tl;dr at bottom.
Summary/Context (with research):
So before anything else, yes. I have read the acceptable use policy - specifically the part where it states: "You may not run a server in connection with the Shaw Services nor may you provide network services to others via the Shaw Services. Examples of prohibited servers and services include but are not limited to mail, http, ftp, irc, dhcp servers, and multi-user interactive forums."
My question comes in regard to ambiguity in the above statement as Shaw seems to blanket-ban all servers in the traditional sense where incoming (from the internet) requests eat up bandwidth. But does not state anything about private-use servers or remote connections. Even going so far as to make generic mentions of these types of uses under the security section where it states: "Shaw recommends that any files or services you make available for remote access be password protected."

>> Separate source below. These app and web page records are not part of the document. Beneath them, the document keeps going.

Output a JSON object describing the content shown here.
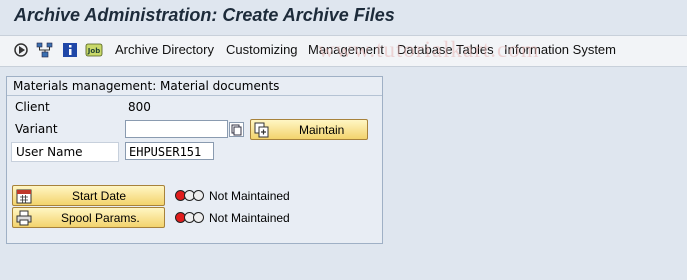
{
  "window": {
    "title": "Archive Administration: Create Archive Files"
  },
  "toolbar": {
    "icons": [
      "execute-icon",
      "hierarchy-icon",
      "info-icon",
      "job-icon"
    ],
    "job_icon_text": "Job",
    "menu": [
      "Archive Directory",
      "Customizing",
      "Management",
      "Database Tables",
      "Information System"
    ]
  },
  "watermark": "www.tutorialkart.com",
  "group": {
    "title": "Materials management: Material documents",
    "client_label": "Client",
    "client_value": "800",
    "variant_label": "Variant",
    "variant_value": "",
    "maintain_label": "Maintain",
    "user_label": "User Name",
    "user_value": "EHPUSER151",
    "start_date_label": "Start Date",
    "start_date_status": "Not Maintained",
    "spool_label": "Spool Params.",
    "spool_status": "Not Maintained"
  }
}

With that in mind, I would like to set up a personal server which I feel does not violate the agreement (specifically the above 2 portions) due to the max single-client nature of the server (which is comparable bandwidth-wise to using various cloud services from home, and also in line with "nor may you provide network services to others" since it's only me).
To make the personal server accessible though, I would need to set up a dynamic dns service (no-ip for example) to account for ip lease renewals that may happen while I'm away from home so I don't lose access when I might have an active session. What I can't seem to find is anything regarding dynamic dns in Shaw's terms. What is Shaw's policy on uitlizing a dynamic dns service?
I'm setting up a home server. What are Shaw's rules on using dynamic dns services?
I spoke to one of our AUP folks this morning and they advised me that we do not have any sort of rule or stance around the use of dynamic DNS services at this time. As with any service this could of course change in the future.